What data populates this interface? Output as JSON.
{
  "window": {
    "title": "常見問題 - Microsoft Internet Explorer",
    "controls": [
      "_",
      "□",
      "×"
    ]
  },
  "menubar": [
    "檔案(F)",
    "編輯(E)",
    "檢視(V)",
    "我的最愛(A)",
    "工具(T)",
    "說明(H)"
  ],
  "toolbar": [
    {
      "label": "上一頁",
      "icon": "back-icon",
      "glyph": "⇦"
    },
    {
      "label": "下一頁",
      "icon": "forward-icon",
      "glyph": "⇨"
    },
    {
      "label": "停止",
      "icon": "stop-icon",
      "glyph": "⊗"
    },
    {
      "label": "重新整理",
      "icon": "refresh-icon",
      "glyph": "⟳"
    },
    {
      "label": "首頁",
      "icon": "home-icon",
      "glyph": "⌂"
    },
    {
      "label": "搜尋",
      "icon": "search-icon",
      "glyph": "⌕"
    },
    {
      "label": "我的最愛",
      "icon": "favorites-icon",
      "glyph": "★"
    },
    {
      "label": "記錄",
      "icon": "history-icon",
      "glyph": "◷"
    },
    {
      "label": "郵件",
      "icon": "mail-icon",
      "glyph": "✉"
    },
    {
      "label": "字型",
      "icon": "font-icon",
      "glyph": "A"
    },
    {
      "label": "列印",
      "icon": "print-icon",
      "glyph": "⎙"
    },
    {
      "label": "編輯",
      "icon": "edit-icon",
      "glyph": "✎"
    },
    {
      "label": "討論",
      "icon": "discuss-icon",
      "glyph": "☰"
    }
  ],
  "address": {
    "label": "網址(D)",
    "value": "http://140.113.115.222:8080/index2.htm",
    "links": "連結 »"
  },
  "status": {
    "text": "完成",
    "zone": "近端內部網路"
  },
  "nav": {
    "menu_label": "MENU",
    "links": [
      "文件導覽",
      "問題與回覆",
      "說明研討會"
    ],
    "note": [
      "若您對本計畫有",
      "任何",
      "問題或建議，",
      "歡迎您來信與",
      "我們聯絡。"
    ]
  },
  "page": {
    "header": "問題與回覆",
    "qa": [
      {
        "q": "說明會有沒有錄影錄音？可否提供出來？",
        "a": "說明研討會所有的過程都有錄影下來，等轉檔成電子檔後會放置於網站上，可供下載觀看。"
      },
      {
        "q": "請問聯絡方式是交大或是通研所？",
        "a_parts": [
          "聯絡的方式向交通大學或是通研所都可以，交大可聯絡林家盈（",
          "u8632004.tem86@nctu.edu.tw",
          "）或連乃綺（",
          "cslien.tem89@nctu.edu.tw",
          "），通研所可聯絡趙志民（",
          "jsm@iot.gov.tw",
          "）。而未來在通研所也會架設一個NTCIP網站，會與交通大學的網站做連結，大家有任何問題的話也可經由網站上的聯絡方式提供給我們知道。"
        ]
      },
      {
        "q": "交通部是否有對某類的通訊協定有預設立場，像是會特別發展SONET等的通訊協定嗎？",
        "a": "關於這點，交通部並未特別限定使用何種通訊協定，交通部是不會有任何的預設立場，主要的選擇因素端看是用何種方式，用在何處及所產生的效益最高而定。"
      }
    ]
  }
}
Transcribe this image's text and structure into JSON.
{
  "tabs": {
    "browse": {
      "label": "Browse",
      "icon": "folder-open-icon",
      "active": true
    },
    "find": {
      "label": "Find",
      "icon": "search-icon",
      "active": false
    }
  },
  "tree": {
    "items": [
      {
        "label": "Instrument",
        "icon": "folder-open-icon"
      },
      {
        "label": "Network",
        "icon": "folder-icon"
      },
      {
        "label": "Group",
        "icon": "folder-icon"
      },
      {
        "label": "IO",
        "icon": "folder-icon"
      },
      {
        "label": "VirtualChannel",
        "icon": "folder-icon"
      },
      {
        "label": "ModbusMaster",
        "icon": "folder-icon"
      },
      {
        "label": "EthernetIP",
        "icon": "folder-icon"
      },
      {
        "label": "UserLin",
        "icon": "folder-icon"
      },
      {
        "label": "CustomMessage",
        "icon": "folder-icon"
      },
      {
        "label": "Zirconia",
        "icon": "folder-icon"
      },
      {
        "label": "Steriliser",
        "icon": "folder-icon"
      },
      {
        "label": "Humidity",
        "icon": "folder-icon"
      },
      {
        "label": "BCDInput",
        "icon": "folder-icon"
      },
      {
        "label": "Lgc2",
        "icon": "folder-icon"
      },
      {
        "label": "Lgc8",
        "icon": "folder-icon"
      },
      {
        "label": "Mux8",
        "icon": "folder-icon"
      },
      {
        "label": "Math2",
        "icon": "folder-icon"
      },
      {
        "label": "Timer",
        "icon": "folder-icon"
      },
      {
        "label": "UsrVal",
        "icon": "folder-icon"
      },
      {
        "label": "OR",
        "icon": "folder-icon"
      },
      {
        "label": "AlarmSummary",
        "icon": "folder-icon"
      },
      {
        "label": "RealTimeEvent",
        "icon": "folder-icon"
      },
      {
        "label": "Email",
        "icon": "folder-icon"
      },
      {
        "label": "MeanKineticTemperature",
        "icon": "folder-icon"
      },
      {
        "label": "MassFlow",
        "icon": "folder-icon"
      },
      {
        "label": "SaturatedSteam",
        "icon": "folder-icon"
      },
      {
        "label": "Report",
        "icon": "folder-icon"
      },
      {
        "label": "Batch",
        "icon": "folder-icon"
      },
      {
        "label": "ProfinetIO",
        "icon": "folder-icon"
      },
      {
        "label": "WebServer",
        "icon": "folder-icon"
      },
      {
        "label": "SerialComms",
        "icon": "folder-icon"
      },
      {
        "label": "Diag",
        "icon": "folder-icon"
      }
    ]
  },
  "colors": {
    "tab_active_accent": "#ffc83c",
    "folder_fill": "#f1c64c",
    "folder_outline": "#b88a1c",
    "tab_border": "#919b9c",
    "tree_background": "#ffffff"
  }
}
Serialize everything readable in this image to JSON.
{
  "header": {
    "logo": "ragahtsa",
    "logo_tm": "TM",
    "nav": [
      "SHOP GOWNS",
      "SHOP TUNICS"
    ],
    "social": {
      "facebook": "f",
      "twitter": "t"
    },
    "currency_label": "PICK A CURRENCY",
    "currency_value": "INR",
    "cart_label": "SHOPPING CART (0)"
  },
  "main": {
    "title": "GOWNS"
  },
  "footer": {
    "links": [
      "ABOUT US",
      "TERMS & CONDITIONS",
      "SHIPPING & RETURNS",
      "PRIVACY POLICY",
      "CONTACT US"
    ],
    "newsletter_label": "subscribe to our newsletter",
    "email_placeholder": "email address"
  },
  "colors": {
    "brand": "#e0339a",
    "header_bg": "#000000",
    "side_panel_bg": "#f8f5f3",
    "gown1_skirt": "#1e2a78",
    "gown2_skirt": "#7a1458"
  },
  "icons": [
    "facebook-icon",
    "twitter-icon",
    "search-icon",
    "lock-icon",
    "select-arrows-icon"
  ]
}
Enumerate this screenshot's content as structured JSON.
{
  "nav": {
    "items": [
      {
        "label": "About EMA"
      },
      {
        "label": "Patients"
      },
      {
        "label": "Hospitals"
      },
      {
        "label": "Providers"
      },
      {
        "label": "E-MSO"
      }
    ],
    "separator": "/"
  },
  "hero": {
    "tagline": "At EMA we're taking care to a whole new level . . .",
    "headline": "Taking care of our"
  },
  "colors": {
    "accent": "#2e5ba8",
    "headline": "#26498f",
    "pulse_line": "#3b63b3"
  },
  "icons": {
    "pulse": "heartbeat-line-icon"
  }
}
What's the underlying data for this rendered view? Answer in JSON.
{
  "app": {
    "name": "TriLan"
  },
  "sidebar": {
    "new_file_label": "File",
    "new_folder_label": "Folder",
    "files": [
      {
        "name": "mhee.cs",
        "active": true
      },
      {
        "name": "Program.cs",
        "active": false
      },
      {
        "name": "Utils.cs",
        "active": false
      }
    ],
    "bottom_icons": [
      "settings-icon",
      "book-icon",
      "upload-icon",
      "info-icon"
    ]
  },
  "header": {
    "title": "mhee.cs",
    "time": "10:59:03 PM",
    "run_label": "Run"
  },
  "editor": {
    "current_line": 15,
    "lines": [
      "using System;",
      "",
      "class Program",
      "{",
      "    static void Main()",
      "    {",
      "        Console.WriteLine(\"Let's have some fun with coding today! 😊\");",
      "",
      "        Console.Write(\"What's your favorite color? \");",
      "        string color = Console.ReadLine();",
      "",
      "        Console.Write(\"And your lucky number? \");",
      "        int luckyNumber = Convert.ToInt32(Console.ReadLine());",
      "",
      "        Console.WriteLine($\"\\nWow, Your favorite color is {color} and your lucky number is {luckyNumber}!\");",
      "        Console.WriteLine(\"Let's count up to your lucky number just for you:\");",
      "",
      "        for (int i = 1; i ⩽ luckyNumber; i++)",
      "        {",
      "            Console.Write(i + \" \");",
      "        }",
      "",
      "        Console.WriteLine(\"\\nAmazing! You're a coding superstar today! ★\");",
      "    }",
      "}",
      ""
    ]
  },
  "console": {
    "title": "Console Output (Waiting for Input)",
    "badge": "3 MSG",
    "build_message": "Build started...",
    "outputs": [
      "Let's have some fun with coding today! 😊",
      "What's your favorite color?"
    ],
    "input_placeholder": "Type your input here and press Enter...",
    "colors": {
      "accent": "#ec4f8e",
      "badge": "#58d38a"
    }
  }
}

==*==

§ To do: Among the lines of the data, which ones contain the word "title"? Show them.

§ Response:
    "title": "常見問題 - Microsoft Internet Explorer",
    "title": "GOWNS"
    "title": "mhee.cs",
    "title": "Console Output (Waiting for Input)",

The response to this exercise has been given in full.